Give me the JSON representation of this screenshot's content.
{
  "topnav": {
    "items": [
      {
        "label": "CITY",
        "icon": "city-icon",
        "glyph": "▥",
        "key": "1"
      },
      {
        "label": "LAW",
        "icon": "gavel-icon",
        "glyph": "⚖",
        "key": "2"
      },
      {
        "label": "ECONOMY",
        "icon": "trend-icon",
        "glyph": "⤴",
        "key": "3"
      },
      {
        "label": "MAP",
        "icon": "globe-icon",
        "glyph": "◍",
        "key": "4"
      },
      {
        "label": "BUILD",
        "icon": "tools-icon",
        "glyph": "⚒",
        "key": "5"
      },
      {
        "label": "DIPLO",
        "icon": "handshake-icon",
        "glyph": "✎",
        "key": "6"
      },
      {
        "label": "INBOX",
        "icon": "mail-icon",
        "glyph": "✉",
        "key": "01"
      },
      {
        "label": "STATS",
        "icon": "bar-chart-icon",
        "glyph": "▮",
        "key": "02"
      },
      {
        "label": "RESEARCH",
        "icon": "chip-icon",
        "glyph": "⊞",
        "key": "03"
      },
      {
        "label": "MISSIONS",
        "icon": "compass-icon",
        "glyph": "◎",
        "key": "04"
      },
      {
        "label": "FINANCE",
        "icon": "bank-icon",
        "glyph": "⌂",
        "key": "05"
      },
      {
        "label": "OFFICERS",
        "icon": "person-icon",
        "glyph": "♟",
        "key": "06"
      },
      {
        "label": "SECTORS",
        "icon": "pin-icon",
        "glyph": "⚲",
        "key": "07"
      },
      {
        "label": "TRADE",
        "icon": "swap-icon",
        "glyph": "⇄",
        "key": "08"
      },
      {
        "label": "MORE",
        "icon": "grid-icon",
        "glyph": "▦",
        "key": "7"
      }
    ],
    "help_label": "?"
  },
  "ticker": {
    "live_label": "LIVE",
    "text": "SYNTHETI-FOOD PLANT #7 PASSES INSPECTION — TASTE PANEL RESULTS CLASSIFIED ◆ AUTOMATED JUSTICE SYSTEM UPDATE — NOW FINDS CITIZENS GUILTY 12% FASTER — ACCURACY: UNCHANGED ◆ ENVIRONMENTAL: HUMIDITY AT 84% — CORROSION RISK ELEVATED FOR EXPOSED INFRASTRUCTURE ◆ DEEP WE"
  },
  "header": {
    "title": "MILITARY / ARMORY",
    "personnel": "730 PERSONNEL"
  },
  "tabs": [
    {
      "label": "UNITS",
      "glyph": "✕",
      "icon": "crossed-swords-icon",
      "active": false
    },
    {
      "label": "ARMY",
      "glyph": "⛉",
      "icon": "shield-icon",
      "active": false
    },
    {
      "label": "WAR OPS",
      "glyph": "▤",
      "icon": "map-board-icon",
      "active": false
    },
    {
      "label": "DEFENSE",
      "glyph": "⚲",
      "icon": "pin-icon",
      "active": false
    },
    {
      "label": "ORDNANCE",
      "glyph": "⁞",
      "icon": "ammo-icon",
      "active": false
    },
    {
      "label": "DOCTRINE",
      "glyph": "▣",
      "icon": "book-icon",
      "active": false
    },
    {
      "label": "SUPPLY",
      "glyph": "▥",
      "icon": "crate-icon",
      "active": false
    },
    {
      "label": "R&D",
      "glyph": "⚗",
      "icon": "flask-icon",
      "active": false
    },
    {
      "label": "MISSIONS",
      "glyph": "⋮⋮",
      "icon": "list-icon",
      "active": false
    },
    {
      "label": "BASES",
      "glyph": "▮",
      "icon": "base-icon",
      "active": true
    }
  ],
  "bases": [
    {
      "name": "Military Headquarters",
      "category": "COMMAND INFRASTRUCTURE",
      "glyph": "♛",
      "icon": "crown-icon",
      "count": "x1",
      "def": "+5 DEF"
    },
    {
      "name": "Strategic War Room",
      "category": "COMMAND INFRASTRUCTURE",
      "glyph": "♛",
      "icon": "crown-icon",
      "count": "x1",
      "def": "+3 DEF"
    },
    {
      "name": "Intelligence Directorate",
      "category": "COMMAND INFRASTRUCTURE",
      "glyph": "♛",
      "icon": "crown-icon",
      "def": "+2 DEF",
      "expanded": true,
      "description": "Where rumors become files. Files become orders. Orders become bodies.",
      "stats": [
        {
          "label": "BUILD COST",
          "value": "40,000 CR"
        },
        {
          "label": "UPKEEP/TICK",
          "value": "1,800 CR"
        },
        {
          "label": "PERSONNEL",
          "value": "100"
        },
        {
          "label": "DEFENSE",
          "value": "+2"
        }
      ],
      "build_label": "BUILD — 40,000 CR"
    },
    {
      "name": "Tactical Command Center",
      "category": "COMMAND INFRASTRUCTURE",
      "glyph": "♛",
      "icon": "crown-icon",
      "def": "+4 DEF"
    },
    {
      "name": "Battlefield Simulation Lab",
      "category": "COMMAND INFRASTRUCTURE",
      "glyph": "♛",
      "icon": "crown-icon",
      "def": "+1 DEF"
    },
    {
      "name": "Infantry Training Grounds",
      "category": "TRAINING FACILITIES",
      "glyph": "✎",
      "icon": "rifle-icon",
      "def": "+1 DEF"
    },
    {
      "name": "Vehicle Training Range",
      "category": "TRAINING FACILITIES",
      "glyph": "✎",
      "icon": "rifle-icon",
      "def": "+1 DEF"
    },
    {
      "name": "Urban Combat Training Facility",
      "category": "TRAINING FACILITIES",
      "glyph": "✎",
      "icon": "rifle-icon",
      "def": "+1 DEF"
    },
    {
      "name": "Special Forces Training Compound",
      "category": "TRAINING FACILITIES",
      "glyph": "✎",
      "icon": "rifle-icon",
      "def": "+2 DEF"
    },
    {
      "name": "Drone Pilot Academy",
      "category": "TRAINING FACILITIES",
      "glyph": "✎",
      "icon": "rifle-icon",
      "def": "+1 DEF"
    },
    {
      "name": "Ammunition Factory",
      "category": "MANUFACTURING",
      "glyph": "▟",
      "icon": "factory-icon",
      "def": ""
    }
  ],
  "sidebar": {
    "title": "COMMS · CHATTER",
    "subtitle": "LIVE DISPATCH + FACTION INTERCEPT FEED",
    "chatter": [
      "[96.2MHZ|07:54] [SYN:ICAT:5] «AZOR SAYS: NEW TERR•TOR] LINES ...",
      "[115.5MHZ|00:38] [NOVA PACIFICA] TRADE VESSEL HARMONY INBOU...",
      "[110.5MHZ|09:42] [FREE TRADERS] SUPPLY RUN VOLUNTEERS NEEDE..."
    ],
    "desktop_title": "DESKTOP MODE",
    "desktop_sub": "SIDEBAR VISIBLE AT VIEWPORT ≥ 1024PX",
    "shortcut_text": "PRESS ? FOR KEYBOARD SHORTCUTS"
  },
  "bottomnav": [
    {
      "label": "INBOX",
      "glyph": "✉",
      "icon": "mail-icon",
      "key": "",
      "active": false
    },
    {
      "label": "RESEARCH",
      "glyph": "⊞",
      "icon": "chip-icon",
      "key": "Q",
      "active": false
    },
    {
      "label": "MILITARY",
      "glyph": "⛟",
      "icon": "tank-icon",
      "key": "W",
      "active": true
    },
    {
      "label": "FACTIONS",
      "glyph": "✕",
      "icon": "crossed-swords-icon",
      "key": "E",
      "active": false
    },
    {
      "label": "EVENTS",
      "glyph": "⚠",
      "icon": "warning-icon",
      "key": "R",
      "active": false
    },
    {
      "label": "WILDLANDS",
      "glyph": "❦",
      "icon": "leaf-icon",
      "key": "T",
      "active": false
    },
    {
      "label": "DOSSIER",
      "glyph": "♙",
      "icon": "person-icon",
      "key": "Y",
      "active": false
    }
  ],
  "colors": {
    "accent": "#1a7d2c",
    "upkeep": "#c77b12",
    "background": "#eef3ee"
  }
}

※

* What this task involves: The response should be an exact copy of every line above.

* Solution:
Give me the JSON representation of this screenshot's content.
{
  "topnav": {
    "items": [
      {
        "label": "CITY",
        "icon": "city-icon",
        "glyph": "▥",
        "key": "1"
      },
      {
        "label": "LAW",
        "icon": "gavel-icon",
        "glyph": "⚖",
        "key": "2"
      },
      {
        "label": "ECONOMY",
        "icon": "trend-icon",
        "glyph": "⤴",
        "key": "3"
      },
      {
        "label": "MAP",
        "icon": "globe-icon",
        "glyph": "◍",
        "key": "4"
      },
      {
        "label": "BUILD",
        "icon": "tools-icon",
        "glyph": "⚒",
        "key": "5"
      },
      {
        "label": "DIPLO",
        "icon": "handshake-icon",
        "glyph": "✎",
        "key": "6"
      },
      {
        "label": "INBOX",
        "icon": "mail-icon",
        "glyph": "✉",
        "key": "01"
      },
      {
        "label": "STATS",
        "icon": "bar-chart-icon",
        "glyph": "▮",
        "key": "02"
      },
      {
        "label": "RESEARCH",
        "icon": "chip-icon",
        "glyph": "⊞",
        "key": "03"
      },
      {
        "label": "MISSIONS",
        "icon": "compass-icon",
        "glyph": "◎",
        "key": "04"
      },
      {
        "label": "FINANCE",
        "icon": "bank-icon",
        "glyph": "⌂",
        "key": "05"
      },
      {
        "label": "OFFICERS",
        "icon": "person-icon",
        "glyph": "♟",
        "key": "06"
      },
      {
        "label": "SECTORS",
        "icon": "pin-icon",
        "glyph": "⚲",
        "key": "07"
      },
      {
        "label": "TRADE",
        "icon": "swap-icon",
        "glyph": "⇄",
        "key": "08"
      },
      {
        "label": "MORE",
        "icon": "grid-icon",
        "glyph": "▦",
        "key": "7"
      }
    ],
    "help_label": "?"
  },
  "ticker": {
    "live_label": "LIVE",
    "text": "SYNTHETI-FOOD PLANT #7 PASSES INSPECTION — TASTE PANEL RESULTS CLASSIFIED ◆ AUTOMATED JUSTICE SYSTEM UPDATE — NOW FINDS CITIZENS GUILTY 12% FASTER — ACCURACY: UNCHANGED ◆ ENVIRONMENTAL: HUMIDITY AT 84% — CORROSION RISK ELEVATED FOR EXPOSED INFRASTRUCTURE ◆ DEEP WE"
  },
  "header": {
    "title": "MILITARY / ARMORY",
    "personnel": "730 PERSONNEL"
  },
  "tabs": [
    {
      "label": "UNITS",
      "glyph": "✕",
      "icon": "crossed-swords-icon",
      "active": false
    },
    {
      "label": "ARMY",
      "glyph": "⛉",
      "icon": "shield-icon",
      "active": false
    },
    {
      "label": "WAR OPS",
      "glyph": "▤",
      "icon": "map-board-icon",
      "active": false
    },
    {
      "label": "DEFENSE",
      "glyph": "⚲",
      "icon": "pin-icon",
      "active": false
    },
    {
      "label": "ORDNANCE",
      "glyph": "⁞",
      "icon": "ammo-icon",
      "active": false
    },
    {
      "label": "DOCTRINE",
      "glyph": "▣",
      "icon": "book-icon",
      "active": false
    },
    {
      "label": "SUPPLY",
      "glyph": "▥",
      "icon": "crate-icon",
      "active": false
    },
    {
      "label": "R&D",
      "glyph": "⚗",
      "icon": "flask-icon",
      "active": false
    },
    {
      "label": "MISSIONS",
      "glyph": "⋮⋮",
      "icon": "list-icon",
      "active": false
    },
    {
      "label": "BASES",
      "glyph": "▮",
      "icon": "base-icon",
      "active": true
    }
  ],
  "bases": [
    {
      "name": "Military Headquarters",
      "category": "COMMAND INFRASTRUCTURE",
      "glyph": "♛",
      "icon": "crown-icon",
      "count": "x1",
      "def": "+5 DEF"
    },
    {
      "name": "Strategic War Room",
      "category": "COMMAND INFRASTRUCTURE",
      "glyph": "♛",
      "icon": "crown-icon",
      "count": "x1",
      "def": "+3 DEF"
    },
    {
      "name": "Intelligence Directorate",
      "category": "COMMAND INFRASTRUCTURE",
      "glyph": "♛",
      "icon": "crown-icon",
      "def": "+2 DEF",
      "expanded": true,
      "description": "Where rumors become files. Files become orders. Orders become bodies.",
      "stats": [
        {
          "label": "BUILD COST",
          "value": "40,000 CR"
        },
        {
          "label": "UPKEEP/TICK",
          "value": "1,800 CR"
        },
        {
          "label": "PERSONNEL",
          "value": "100"
        },
        {
          "label": "DEFENSE",
          "value": "+2"
        }
      ],
      "build_label": "BUILD — 40,000 CR"
    },
    {
      "name": "Tactical Command Center",
      "category": "COMMAND INFRASTRUCTURE",
      "glyph": "♛",
      "icon": "crown-icon",
      "def": "+4 DEF"
    },
    {
      "name": "Battlefield Simulation Lab",
      "category": "COMMAND INFRASTRUCTURE",
      "glyph": "♛",
      "icon": "crown-icon",
      "def": "+1 DEF"
    },
    {
      "name": "Infantry Training Grounds",
      "category": "TRAINING FACILITIES",
      "glyph": "✎",
      "icon": "rifle-icon",
      "def": "+1 DEF"
    },
    {
      "name": "Vehicle Training Range",
      "category": "TRAINING FACILITIES",
      "glyph": "✎",
      "icon": "rifle-icon",
      "def": "+1 DEF"
    },
    {
      "name": "Urban Combat Training Facility",
      "category": "TRAINING FACILITIES",
      "glyph": "✎",
      "icon": "rifle-icon",
      "def": "+1 DEF"
    },
    {
      "name": "Special Forces Training Compound",
      "category": "TRAINING FACILITIES",
      "glyph": "✎",
      "icon": "rifle-icon",
      "def": "+2 DEF"
    },
    {
      "name": "Drone Pilot Academy",
      "category": "TRAINING FACILITIES",
      "glyph": "✎",
      "icon": "rifle-icon",
      "def": "+1 DEF"
    },
    {
      "name": "Ammunition Factory",
      "category": "MANUFACTURING",
      "glyph": "▟",
      "icon": "factory-icon",
      "def": ""
    }
  ],
  "sidebar": {
    "title": "COMMS · CHATTER",
    "subtitle": "LIVE DISPATCH + FACTION INTERCEPT FEED",
    "chatter": [
      "[96.2MHZ|07:54] [SYN:ICAT:5] «AZOR SAYS: NEW TERR•TOR] LINES ...",
      "[115.5MHZ|00:38] [NOVA PACIFICA] TRADE VESSEL HARMONY INBOU...",
      "[110.5MHZ|09:42] [FREE TRADERS] SUPPLY RUN VOLUNTEERS NEEDE..."
    ],
    "desktop_title": "DESKTOP MODE",
    "desktop_sub": "SIDEBAR VISIBLE AT VIEWPORT ≥ 1024PX",
    "shortcut_text": "PRESS ? FOR KEYBOARD SHORTCUTS"
  },
  "bottomnav": [
    {
      "label": "INBOX",
      "glyph": "✉",
      "icon": "mail-icon",
      "key": "",
      "active": false
    },
    {
      "label": "RESEARCH",
      "glyph": "⊞",
      "icon": "chip-icon",
      "key": "Q",
      "active": false
    },
    {
      "label": "MILITARY",
      "glyph": "⛟",
      "icon": "tank-icon",
      "key": "W",
      "active": true
    },
    {
      "label": "FACTIONS",
      "glyph": "✕",
      "icon": "crossed-swords-icon",
      "key": "E",
      "active": false
    },
    {
      "label": "EVENTS",
      "glyph": "⚠",
      "icon": "warning-icon",
      "key": "R",
      "active": false
    },
    {
      "label": "WILDLANDS",
      "glyph": "❦",
      "icon": "leaf-icon",
      "key": "T",
      "active": false
    },
    {
      "label": "DOSSIER",
      "glyph": "♙",
      "icon": "person-icon",
      "key": "Y",
      "active": false
    }
  ],
  "colors": {
    "accent": "#1a7d2c",
    "upkeep": "#c77b12",
    "background": "#eef3ee"
  }
}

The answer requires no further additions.